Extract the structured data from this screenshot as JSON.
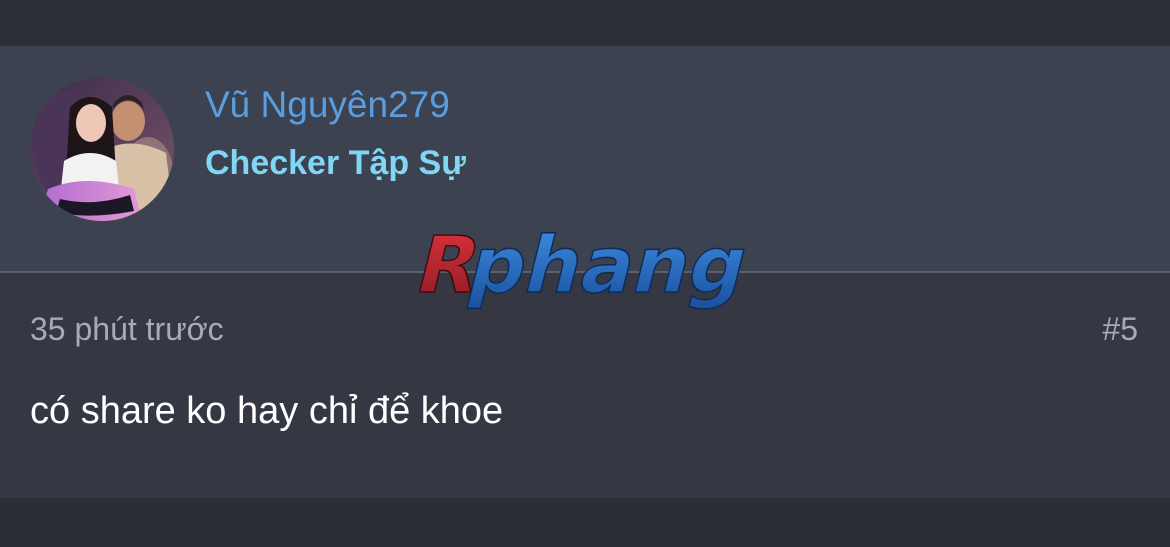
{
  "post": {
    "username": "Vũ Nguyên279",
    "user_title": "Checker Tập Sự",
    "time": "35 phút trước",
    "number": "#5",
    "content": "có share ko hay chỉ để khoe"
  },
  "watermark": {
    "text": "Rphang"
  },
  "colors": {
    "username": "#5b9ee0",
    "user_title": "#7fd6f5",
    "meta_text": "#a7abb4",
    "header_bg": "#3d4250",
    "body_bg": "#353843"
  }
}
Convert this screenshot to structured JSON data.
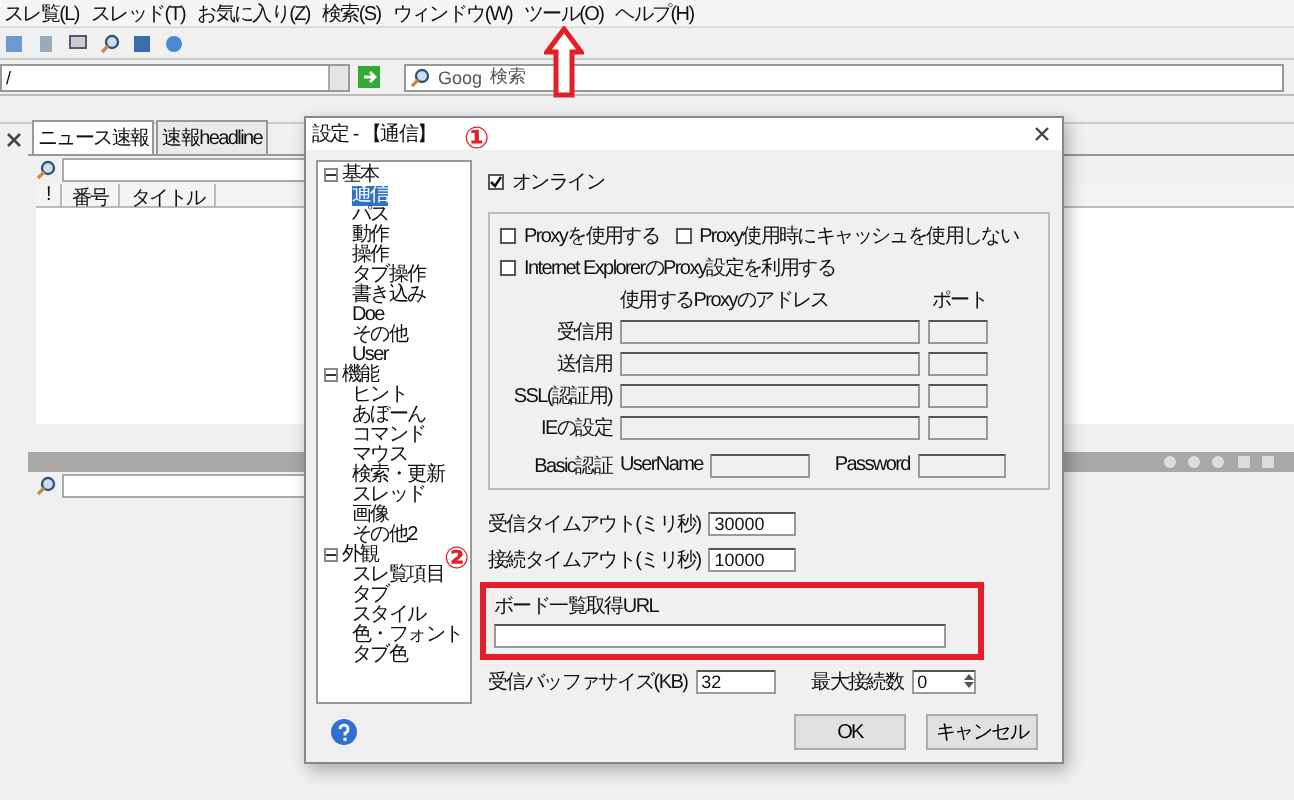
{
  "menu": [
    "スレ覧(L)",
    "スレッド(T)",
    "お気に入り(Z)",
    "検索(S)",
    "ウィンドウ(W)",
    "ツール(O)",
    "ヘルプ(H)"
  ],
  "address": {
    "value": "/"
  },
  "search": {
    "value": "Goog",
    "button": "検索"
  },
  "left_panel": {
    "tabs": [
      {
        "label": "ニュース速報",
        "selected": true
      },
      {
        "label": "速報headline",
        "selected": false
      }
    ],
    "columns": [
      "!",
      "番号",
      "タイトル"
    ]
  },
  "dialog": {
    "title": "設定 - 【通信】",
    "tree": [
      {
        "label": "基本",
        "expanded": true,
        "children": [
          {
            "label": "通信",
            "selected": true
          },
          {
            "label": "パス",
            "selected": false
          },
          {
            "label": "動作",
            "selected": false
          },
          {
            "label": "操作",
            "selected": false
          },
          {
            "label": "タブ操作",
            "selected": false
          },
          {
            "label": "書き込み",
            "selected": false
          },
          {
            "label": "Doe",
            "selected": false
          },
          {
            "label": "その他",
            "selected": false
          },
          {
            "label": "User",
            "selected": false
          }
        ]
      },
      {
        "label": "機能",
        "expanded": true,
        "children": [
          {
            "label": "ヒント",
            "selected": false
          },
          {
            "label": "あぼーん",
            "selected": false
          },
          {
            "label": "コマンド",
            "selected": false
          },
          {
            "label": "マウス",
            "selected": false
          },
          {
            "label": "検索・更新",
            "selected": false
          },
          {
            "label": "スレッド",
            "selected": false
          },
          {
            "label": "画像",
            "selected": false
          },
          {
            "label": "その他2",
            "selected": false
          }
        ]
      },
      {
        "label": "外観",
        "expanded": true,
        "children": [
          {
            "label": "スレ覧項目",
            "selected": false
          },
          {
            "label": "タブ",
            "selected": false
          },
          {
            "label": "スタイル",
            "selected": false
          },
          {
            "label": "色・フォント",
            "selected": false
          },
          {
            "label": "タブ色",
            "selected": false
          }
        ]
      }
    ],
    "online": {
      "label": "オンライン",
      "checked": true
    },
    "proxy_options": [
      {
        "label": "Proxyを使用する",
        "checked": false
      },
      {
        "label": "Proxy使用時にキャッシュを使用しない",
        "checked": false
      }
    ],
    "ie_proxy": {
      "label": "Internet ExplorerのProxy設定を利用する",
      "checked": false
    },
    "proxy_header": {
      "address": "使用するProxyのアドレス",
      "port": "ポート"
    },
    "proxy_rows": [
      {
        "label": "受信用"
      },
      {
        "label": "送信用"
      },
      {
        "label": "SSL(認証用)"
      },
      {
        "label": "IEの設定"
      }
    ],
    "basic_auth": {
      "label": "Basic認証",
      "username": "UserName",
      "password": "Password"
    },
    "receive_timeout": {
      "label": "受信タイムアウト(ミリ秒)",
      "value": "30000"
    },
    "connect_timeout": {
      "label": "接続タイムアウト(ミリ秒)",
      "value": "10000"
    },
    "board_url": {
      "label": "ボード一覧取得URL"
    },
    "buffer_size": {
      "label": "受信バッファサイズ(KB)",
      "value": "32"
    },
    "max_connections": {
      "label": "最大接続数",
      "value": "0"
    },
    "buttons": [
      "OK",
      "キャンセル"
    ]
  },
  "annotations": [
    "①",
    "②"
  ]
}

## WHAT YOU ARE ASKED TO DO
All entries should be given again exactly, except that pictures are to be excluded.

## EXERCISE RESULT
Extract the structured data from this screenshot as JSON.
{
  "post": {
    "username": "Vũ Nguyên279",
    "user_title": "Checker Tập Sự",
    "time": "35 phút trước",
    "number": "#5",
    "content": "có share ko hay chỉ để khoe"
  },
  "watermark": {
    "text": "Rphang"
  },
  "colors": {
    "username": "#5b9ee0",
    "user_title": "#7fd6f5",
    "meta_text": "#a7abb4",
    "header_bg": "#3d4250",
    "body_bg": "#353843"
  }
}
Convert this screenshot to structured JSON data.
{
  "menu": [
    "スレ覧(L)",
    "スレッド(T)",
    "お気に入り(Z)",
    "検索(S)",
    "ウィンドウ(W)",
    "ツール(O)",
    "ヘルプ(H)"
  ],
  "address": {
    "value": "/"
  },
  "search": {
    "value": "Goog",
    "button": "検索"
  },
  "left_panel": {
    "tabs": [
      {
        "label": "ニュース速報",
        "selected": true
      },
      {
        "label": "速報headline",
        "selected": false
      }
    ],
    "columns": [
      "!",
      "番号",
      "タイトル"
    ]
  },
  "dialog": {
    "title": "設定 - 【通信】",
    "tree": [
      {
        "label": "基本",
        "expanded": true,
        "children": [
          {
            "label": "通信",
            "selected": true
          },
          {
            "label": "パス",
            "selected": false
          },
          {
            "label": "動作",
            "selected": false
          },
          {
            "label": "操作",
            "selected": false
          },
          {
            "label": "タブ操作",
            "selected": false
          },
          {
            "label": "書き込み",
            "selected": false
          },
          {
            "label": "Doe",
            "selected": false
          },
          {
            "label": "その他",
            "selected": false
          },
          {
            "label": "User",
            "selected": false
          }
        ]
      },
      {
        "label": "機能",
        "expanded": true,
        "children": [
          {
            "label": "ヒント",
            "selected": false
          },
          {
            "label": "あぼーん",
            "selected": false
          },
          {
            "label": "コマンド",
            "selected": false
          },
          {
            "label": "マウス",
            "selected": false
          },
          {
            "label": "検索・更新",
            "selected": false
          },
          {
            "label": "スレッド",
            "selected": false
          },
          {
            "label": "画像",
            "selected": false
          },
          {
            "label": "その他2",
            "selected": false
          }
        ]
      },
      {
        "label": "外観",
        "expanded": true,
        "children": [
          {
            "label": "スレ覧項目",
            "selected": false
          },
          {
            "label": "タブ",
            "selected": false
          },
          {
            "label": "スタイル",
            "selected": false
          },
          {
            "label": "色・フォント",
            "selected": false
          },
          {
            "label": "タブ色",
            "selected": false
          }
        ]
      }
    ],
    "online": {
      "label": "オンライン",
      "checked": true
    },
    "proxy_options": [
      {
        "label": "Proxyを使用する",
        "checked": false
      },
      {
        "label": "Proxy使用時にキャッシュを使用しない",
        "checked": false
      }
    ],
    "ie_proxy": {
      "label": "Internet ExplorerのProxy設定を利用する",
      "checked": false
    },
    "proxy_header": {
      "address": "使用するProxyのアドレス",
      "port": "ポート"
    },
    "proxy_rows": [
      {
        "label": "受信用"
      },
      {
        "label": "送信用"
      },
      {
        "label": "SSL(認証用)"
      },
      {
        "label": "IEの設定"
      }
    ],
    "basic_auth": {
      "label": "Basic認証",
      "username": "UserName",
      "password": "Password"
    },
    "receive_timeout": {
      "label": "受信タイムアウト(ミリ秒)",
      "value": "30000"
    },
    "connect_timeout": {
      "label": "接続タイムアウト(ミリ秒)",
      "value": "10000"
    },
    "board_url": {
      "label": "ボード一覧取得URL"
    },
    "buffer_size": {
      "label": "受信バッファサイズ(KB)",
      "value": "32"
    },
    "max_connections": {
      "label": "最大接続数",
      "value": "0"
    },
    "buttons": [
      "OK",
      "キャンセル"
    ]
  },
  "annotations": [
    "①",
    "②"
  ]
}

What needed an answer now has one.